On the way back from a trip to Suffolk, there was just time for a short walk around Chelmsford, a city only since 2012, when it was awarded the status on the occasion of the Queen's Jubilee. I started at Shire Hall in Tindal Square at the top of the High St. It dates from 1790-2 and was designed by John Johnson. It is, said Pevsner, "a thoroughly civilised public building". The facade is very harmonious and well-composed.
Just behind Shire Hall lies Chelmsford's other main architectural treasure, the Cathedral of St Mary.
It is all too obvious that this is a parish church later elevated to cathedral status, in this case in 1913. The tower is the oldest part, dating from the 15th century, and there were significant additions and alterations in late Victorian times and in 1923.
Inside the cathedral is light and surprisingly colourful, with a wonderful Tudor style ceiling in the nave dating from 1899. The late 15th century piers were rebuilt by John Johnson, mentioned above, in 1801-3.
The church is surrounded by an irregularly sized church yard, with Victorian or late-Georgian houses on the New St side.
I headed up New St and crossed the inner ring road to reach the offices of the former Marconi works of 1912, once one of Chelmsford's principal employers. The whole site is now being redeveloped as apartments, having I think been empty for some long while.
I turned back towards the centre and then right into Victoria Road and on into Victoria Road South, where I found this imposing 1908 building, also recently done up. It was apparently the Law Building of the former Anglia Ruskin University central campus.
Back up Victoria Road South and into Duke St, to find the red brick County Hall of 1909. Clearly the years before the First World War were an important time for Chelmsford. Surprisingly it is not even mentioned in Pevsner.
It is in any event dwarfed by the newer stone County Hall next door, dating from 1935. It seems the earlier effort was soon found to be inadequate.
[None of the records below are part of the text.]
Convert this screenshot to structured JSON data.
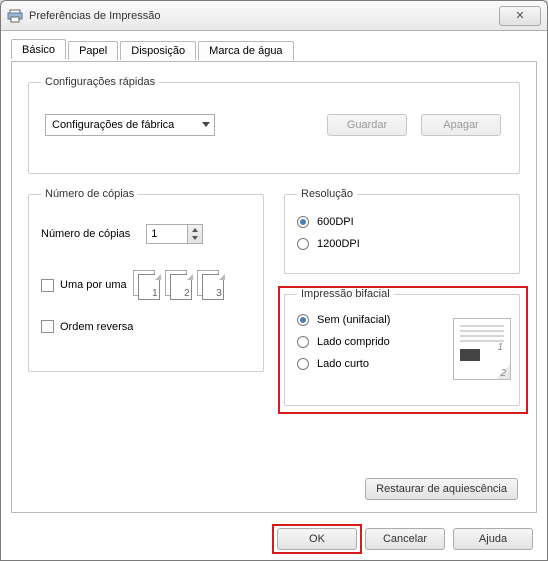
{
  "window_title": "Preferências de Impressão",
  "tabs": {
    "basic": "Básico",
    "paper": "Papel",
    "layout": "Disposição",
    "watermark": "Marca de água"
  },
  "quick": {
    "legend": "Configurações rápidas",
    "combo_value": "Configurações de fábrica",
    "save": "Guardar",
    "delete": "Apagar"
  },
  "copies": {
    "legend": "Número de cópias",
    "label": "Número de cópias",
    "value": "1",
    "collate": "Uma por uma",
    "reverse": "Ordem reversa",
    "page_nums": [
      "1",
      "2",
      "3"
    ]
  },
  "resolution": {
    "legend": "Resolução",
    "opt600": "600DPI",
    "opt1200": "1200DPI"
  },
  "duplex": {
    "legend": "Impressão bifacial",
    "none": "Sem (unifacial)",
    "long": "Lado comprido",
    "short": "Lado curto"
  },
  "restore": "Restaurar de aquiescência",
  "buttons": {
    "ok": "OK",
    "cancel": "Cancelar",
    "help": "Ajuda"
  }
}
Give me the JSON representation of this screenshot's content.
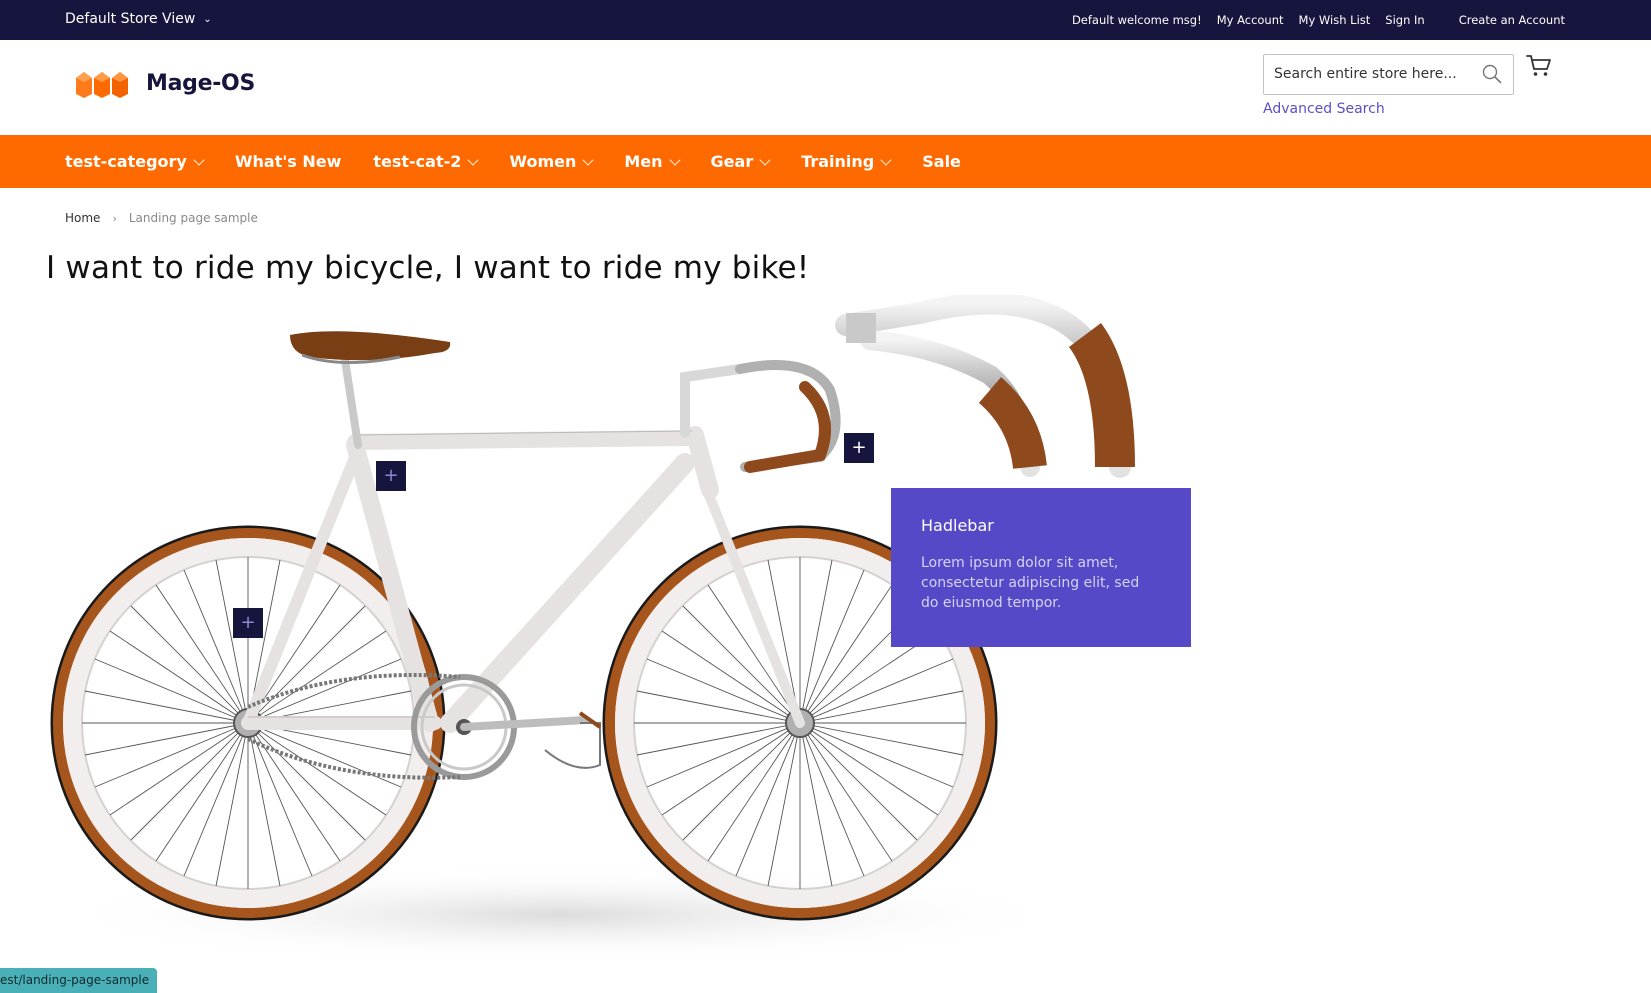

This is in Pevsner, and he is scathing about it: "a sad anticlimax ... classical motifs handled loosely and without distinction ... it might be a bank in any city bigger than Chelmsford".
It is indeed curiously unimposing, but a closer look reveals that quite a lot of effort has gone in to the decoration of the facade.
Further along the street I enjoyed these nice sunflower panels on the first floor of a Victorian shop.
Duke Street leads back into Tindal Square where the 18th century Saracen's Head stands, surely a one-time coaching inn.
Distance: about a mile and half.
Rating: three stars. My researches hasn't led me to expect much, and I wasn't wrong. I may have missed some other worthwhile buildings, but most in the central area are modern. In truth it doesn't really feel like a city and interestingly the road signs in from the A12 still refer to "town centre".